Abstract: We derive generalization error bounds for traditional time- series forecasting models. Our results hold for many standard forecasting tools including autoregressive models, moving average models, and, more generally, linear state-space models. These non-asymptotic bounds need only weak assumptions on the data-generating process, yet allow forecasters to select among competing models and to guarantee, with high probability, that their chosen model will perform well. We motivate our techniques with and apply them to standard economic and financial forecasting tools—a GARCH model for predicting equity volatility and a dynamic stochastic general equilibrium model (DSGE), the standard tool in macroeconomic forecasting. We demonstrate in particular how our techniques can aid forecasters and policy makers in choosing models which behave well under uncertainty and mis-specification.

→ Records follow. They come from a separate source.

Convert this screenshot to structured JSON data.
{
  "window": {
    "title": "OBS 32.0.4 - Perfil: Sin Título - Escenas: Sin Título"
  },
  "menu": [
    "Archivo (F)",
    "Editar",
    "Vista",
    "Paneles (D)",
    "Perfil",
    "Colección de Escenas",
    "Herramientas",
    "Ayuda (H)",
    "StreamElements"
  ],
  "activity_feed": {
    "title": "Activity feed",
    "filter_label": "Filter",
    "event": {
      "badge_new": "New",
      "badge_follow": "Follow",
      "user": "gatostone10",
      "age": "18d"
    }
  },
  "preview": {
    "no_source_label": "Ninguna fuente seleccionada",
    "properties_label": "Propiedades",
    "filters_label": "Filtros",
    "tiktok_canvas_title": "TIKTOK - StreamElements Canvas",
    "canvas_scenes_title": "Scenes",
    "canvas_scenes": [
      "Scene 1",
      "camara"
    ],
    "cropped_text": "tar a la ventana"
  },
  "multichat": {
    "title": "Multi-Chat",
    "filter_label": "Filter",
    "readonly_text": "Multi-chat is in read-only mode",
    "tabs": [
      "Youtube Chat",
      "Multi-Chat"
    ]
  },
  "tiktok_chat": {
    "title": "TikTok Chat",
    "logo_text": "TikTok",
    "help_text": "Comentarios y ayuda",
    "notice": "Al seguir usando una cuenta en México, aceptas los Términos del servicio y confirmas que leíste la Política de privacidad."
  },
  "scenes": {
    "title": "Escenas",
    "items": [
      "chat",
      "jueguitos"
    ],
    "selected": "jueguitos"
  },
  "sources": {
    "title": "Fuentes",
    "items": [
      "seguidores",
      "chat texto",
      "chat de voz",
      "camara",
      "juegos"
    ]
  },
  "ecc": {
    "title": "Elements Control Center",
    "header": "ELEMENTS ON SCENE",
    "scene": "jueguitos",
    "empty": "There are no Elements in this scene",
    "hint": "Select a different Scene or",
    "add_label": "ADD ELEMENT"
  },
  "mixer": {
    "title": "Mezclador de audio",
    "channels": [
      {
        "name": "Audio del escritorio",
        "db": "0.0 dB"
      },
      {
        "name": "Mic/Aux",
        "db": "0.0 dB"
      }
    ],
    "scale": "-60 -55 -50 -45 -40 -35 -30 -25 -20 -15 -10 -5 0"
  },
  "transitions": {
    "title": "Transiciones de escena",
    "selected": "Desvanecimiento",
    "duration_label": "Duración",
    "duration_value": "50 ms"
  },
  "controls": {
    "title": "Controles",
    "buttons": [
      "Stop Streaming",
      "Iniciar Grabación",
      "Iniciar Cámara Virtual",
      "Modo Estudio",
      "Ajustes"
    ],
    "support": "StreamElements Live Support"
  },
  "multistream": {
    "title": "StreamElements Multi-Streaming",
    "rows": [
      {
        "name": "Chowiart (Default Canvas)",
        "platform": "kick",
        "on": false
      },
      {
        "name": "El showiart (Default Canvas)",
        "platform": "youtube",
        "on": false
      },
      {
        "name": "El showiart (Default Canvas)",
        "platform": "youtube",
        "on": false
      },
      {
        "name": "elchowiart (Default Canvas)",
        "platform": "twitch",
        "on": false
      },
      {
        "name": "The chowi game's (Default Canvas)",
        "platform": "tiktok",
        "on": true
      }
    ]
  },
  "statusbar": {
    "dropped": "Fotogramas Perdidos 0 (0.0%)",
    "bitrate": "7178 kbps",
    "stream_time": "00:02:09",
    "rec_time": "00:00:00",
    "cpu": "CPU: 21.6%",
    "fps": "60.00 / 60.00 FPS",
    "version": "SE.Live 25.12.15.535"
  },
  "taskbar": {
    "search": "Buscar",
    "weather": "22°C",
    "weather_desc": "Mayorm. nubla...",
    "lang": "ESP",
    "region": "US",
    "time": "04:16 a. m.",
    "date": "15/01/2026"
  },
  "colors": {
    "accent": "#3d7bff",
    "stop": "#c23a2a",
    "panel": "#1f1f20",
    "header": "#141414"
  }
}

Conclusion: This paper demonstrates how to control the generalization error of common time-series forecasting models, especially those used in economics and engineering—ARMA models, vector autoregressions (Bayesian or otherwise), linearized dynamic stochastic general equilibrium models, and linear state-space models. We derive upper bounds on the risk, which hold with high probability while requiring only weak assumptions on the data-generating process. These bounds are finite sample in nature, unlike standard model selection penalties such as AIC or BIC. Furthermore, they do not suffer the biases inherent in other risk estimation techniques such as the pseudo-cross validation approach often used in the economic forecasting literature.
While we have stated these results in terms of standard economic forecasting models, they have very wide applicability. Theorem 12 applies to any forecasting procedure with fixed memory length, linear or non-linear. Theorem 17 applies only to methods whose forecasts are linear in the observations, but a similar result for nonlinear methods would just need to ensure that the dependence of the forecast on the past decays in some suitable way. Rather than deriving bounds theoretically, one could attempt to estimate bounds on the risk. While cross-validation is tricky (Racine, 2000), nonparametric bootstrap procedures may do better. A fully nonparametric version is possible, using the circular bootstrap (reviewed in Lahiri, 1999). Bootstrapping lengthy out-of-sample sequences for testing fitted model predictions yields intuitively sensible estimates of Rn(f), but there is currently no theory about the coverage level. Also, while models like VARs can be fit quickly to simulated data, general state-space models, let alone DSGEs, require large amounts of computational power, which is an obstacle to any resampling method.